A decade ago, this page expressed support for tactics that would have gone even further than the "nuclear option" in eliminating the power of the filibuster. At the time, we had vivid memories of the difficulty that Senate Republicans had given much of Bill Clinton's early agenda. But we were still wrong. To see the filibuster fully, it's obviously a good idea to have to live on both sides of it. We hope acknowledging our own error may remind some wavering Republican senators that someday they, too, will be on the other side and in need of all the protections the Senate rules can provide.
They still don't get it. It's not that they were wrong to oppose filibusters...it's that they're BIASED in when they notice the problems with filibusters. That hasn't changed.
There's maybe a subtle difference in this, but I think it's significant. When you're wrong and you admit it only when your error is being used against you, that's not being forthright. That's being tricky and manipulative. When you're wrong and you admit it at a time that exposes your error without any benefit to you, then there's some integrity involved. For example: if the NY Times were to come out, without qualification, and admit "we were wrong to spend the last 3+ years attacking Bush, especially on the war.
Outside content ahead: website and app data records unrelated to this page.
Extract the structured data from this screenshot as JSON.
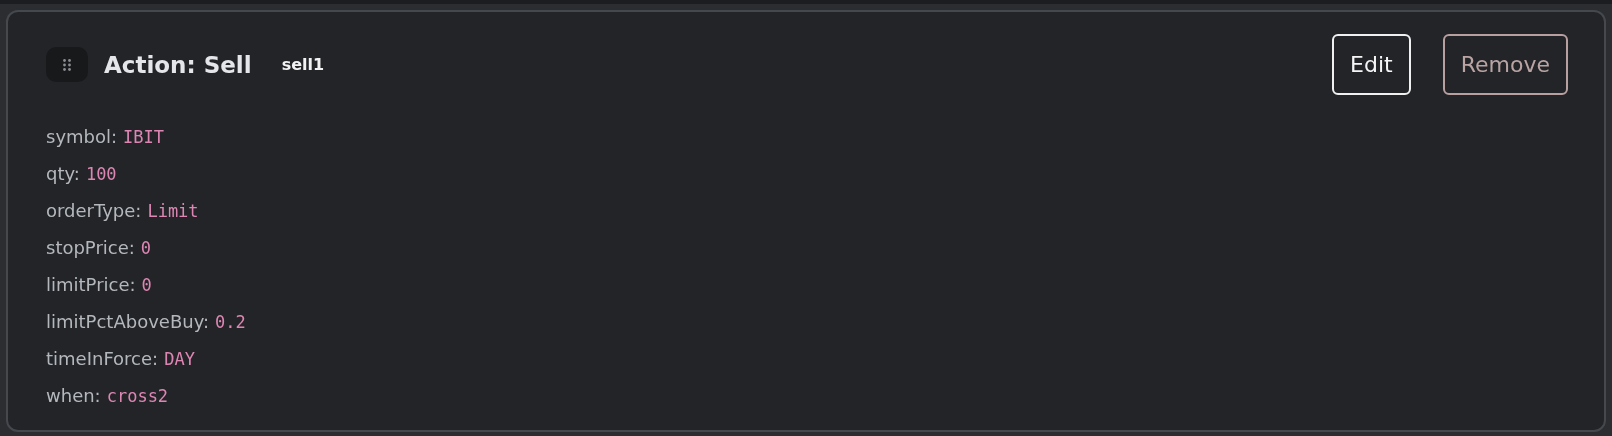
{
  "card": {
    "title": "Action: Sell",
    "tag": "sell1",
    "buttons": [
      {
        "label": "Edit",
        "kind": "primary"
      },
      {
        "label": "Remove",
        "kind": "danger"
      }
    ],
    "fields": [
      {
        "key": "symbol:",
        "value": "IBIT"
      },
      {
        "key": "qty:",
        "value": "100"
      },
      {
        "key": "orderType:",
        "value": "Limit"
      },
      {
        "key": "stopPrice:",
        "value": "0"
      },
      {
        "key": "limitPrice:",
        "value": "0"
      },
      {
        "key": "limitPctAboveBuy:",
        "value": "0.2"
      },
      {
        "key": "timeInForce:",
        "value": "DAY"
      },
      {
        "key": "when:",
        "value": "cross2"
      }
    ]
  }
}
He was right, we were wrong." But to admit to your own bias and then just say "well, now that it's working against us, we don't think it's right", that's just bullshit.